A Cherokee Fable of Two Wolves: Good and Evil
Sometimes, the best life lessons that are passed from one generation to the next are short, simple, elegant, and breathtaking.
I found one such lesson on my Facebook timeline as a meme.
I want to share this fable with you:
An old Cherokee told his grandson, My son, there is a battle between two wolves inside us all.
One is Evil. It is anger, jealously, greed, resentment, inferiority, lies, and ego.
The other is Good. It is joy, peace, love, hope, humility, kindness, empathy, and truth.
The boy thought about it, and asked, Grandfather, which wolf wins?
The old man quietly replied, The one you feed.
– Author unknown
Of course, the grandfather’s message is implicit: Feed the good wolf and starve the evil one.
While the grandfather’s lesson is deceptively simple, it is difficult to learn in its totality – that bad wolf resides within all of us, and he is hungry and greedy, always pushing, pushing, pushing...
Because we are constantly wanting something, whatever it may be (money, sex, power, possessions), sometimes these “wants” drive us to act in ways that we might not otherwise.
Sometimes, we just feed tidbits to Evil – not quite enough to spiral us out of control, but enough to chip at our souls, at our very goodness.
Ever since I can remember, I have had a weakness for stones and mineral specimens – collecting them is a passion – but sometimes I buy something that I shouldn’t, simply because it’s too expensive or something I already have. I often wonder if I owned just one important stone, carried with me at all times, I might be a happier person because then I could concentrate on that one possession and really get to know it.
Instead, I have rocks and specimens all over my house (among other “things”) – it’s like “stuff” has taken over my life because I have fed my passion for acquisition too much.
This passion doesn’t quite rise to the concept of pure Evil, but it could contribute to the possibility of it. For instance, what if my passion for stones would drive me to rob a bank or even kill someone to get money so that I can buy even more expensive rare stones and gems? Not likely, because I, personally, don’t seem to have that major bad wolf within me, just a nipping little yapper, although little yappers can grow into full-blown wolves. While collecting stones is a type of addiction, it is not a compelling one, such as, say, heroin or gambling addiction.

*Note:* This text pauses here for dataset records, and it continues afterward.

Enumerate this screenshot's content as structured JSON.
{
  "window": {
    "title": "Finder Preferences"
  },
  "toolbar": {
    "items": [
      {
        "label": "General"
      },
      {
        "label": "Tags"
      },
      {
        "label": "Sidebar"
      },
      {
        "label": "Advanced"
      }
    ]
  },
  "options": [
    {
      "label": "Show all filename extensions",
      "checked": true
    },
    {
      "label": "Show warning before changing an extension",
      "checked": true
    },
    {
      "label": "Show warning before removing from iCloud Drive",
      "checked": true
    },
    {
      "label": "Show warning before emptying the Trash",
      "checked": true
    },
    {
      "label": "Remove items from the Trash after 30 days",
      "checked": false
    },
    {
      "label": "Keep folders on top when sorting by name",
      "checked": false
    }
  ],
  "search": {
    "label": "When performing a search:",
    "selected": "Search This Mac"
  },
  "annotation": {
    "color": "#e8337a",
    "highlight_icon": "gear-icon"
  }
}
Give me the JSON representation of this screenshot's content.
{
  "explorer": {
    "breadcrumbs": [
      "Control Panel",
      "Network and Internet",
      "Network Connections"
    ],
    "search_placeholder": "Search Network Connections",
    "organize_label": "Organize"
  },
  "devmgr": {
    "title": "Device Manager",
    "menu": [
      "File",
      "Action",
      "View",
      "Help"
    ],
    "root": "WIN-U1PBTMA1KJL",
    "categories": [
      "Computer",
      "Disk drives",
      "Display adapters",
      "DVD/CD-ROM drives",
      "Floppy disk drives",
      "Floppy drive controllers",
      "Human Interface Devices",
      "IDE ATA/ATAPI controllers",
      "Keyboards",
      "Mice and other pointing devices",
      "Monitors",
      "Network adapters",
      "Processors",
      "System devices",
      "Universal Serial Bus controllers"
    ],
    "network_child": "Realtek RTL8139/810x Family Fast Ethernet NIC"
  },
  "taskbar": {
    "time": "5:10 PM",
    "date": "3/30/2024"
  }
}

I still have filters that stop me from feeding total Evil.
The wise grandfather understands that no one is totally without Evil – we all have dark impulses within us that go all the way back to the Garden of Eden. That succulent apple has been our nemesis ever since, for “free will” definitely has its downside.
But the grandfather wants his grandson to understand that the boy does have choices in life, that, in total, if he feeds the Good Wolf much more than he does the Evil Wolf, he will grow into being a good person, albeit not a perfect one.